“Magnetism is a force, but it has no energy of its own,” says David Cohen-Tanugi, vice president of the MIT Energy Club and a John S. Hennessy Fellow in MIT’s Materials Science and Engineering department. Still, he adds, “magnetism is extremely useful for converting energy from one form to another. About 99% of the power generated from fossil fuels, nuclear and hydroelectric energy, and wind comes from systems that use magnetism in the conversion process.”
Every energy generation technology—with the exception of photovoltaics—relies on spinning turbines that put electrons in motion and push them through circuits and generators. “As these charged particles move past magnets inside the turbines, they create a field around them that affects other charged particles,” says Cohen-Tanugi. “This is the magnetic force that converts the energy of wind and coal and nuclear fuel to the electricity that’s sent out into the power grid.”

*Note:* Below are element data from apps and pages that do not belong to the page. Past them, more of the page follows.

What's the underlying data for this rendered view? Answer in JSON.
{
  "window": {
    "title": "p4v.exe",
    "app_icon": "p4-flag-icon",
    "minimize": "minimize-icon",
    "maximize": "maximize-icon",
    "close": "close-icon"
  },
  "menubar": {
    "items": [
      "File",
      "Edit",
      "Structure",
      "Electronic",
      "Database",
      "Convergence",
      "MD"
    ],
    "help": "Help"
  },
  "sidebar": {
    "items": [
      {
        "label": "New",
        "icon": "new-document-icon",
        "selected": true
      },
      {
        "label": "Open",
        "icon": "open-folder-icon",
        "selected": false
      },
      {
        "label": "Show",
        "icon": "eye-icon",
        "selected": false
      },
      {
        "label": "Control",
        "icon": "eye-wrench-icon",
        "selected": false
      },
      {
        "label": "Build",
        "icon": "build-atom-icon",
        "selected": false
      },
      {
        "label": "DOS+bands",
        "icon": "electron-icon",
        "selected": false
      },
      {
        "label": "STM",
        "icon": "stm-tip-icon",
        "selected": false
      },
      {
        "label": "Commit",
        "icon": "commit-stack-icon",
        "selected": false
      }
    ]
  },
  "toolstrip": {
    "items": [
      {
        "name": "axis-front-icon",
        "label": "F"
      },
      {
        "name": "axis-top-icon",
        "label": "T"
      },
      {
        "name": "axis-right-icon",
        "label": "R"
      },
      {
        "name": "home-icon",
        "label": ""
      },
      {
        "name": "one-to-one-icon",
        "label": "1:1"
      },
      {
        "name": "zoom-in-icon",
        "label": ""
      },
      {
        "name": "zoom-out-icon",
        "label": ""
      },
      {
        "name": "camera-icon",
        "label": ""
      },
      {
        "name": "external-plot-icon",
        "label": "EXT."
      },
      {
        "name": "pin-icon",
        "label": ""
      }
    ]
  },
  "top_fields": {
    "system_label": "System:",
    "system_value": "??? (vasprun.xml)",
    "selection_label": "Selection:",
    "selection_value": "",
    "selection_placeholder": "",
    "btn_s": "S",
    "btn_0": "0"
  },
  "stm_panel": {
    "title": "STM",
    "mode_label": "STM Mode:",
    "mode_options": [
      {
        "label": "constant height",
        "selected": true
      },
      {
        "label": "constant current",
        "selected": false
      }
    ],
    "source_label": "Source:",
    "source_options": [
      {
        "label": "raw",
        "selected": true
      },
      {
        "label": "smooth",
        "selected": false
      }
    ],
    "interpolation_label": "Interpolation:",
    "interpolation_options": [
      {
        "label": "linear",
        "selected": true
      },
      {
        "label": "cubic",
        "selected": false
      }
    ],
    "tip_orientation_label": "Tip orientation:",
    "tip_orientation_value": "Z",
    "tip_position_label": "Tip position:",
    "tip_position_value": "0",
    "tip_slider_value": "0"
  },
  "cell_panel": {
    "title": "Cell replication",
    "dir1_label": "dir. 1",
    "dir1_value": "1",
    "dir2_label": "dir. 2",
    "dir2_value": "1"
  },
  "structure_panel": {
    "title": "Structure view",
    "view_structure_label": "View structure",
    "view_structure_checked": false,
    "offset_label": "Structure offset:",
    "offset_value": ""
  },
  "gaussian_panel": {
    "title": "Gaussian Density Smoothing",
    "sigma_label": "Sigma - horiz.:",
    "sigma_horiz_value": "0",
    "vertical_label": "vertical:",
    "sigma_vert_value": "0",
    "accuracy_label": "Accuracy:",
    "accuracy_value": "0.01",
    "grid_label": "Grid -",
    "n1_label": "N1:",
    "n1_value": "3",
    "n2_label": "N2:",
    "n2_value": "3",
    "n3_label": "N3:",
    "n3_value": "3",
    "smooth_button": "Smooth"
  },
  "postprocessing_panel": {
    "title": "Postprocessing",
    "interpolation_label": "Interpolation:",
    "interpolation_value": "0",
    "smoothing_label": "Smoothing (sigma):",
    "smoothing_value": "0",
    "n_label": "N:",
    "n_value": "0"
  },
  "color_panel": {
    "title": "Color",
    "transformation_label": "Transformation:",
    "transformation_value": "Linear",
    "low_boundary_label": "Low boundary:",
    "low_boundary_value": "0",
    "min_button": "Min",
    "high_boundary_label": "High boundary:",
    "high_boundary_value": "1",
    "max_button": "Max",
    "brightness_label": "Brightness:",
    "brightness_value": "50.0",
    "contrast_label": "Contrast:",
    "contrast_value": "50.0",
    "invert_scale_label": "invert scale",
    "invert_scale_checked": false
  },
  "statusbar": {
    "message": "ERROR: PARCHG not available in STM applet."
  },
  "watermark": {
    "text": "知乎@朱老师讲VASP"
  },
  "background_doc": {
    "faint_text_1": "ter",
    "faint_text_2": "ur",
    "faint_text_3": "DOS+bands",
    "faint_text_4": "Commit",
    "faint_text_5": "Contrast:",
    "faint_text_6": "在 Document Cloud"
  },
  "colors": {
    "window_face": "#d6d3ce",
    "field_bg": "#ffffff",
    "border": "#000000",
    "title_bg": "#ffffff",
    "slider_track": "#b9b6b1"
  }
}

Much of that grid is managed by using principles of magnetism, as well. “The transformer stations you see along the highway or in industrial areas are responsible for converting high voltage electricity to a usable 110 volts,” says Cohen-Tanugi. High voltage lines deliver power from the power plant to the transformer stations, and as electrons move through the transformer’s large coils, they give rise to magnetic fields that change the electricity’s frequency to a voltage safe for powering our toasters, bedside lamps, and hair dryers.
Generators and motors in everything from hybrid cars to computer hard drives employ magnets, and researchers are currently investigating the potential of rare earth magnets, exceptionally strong permanent magnets composed of alloys of rare earth elements. Already used in state-of-the-art motors and generators and other energy-sector applications, they represent the next generation in magnetism’s role in energy production.—Sarah Jensen
Thanks to 51-year-old Mark Taylor from Charlotte, North Carolina, for this question.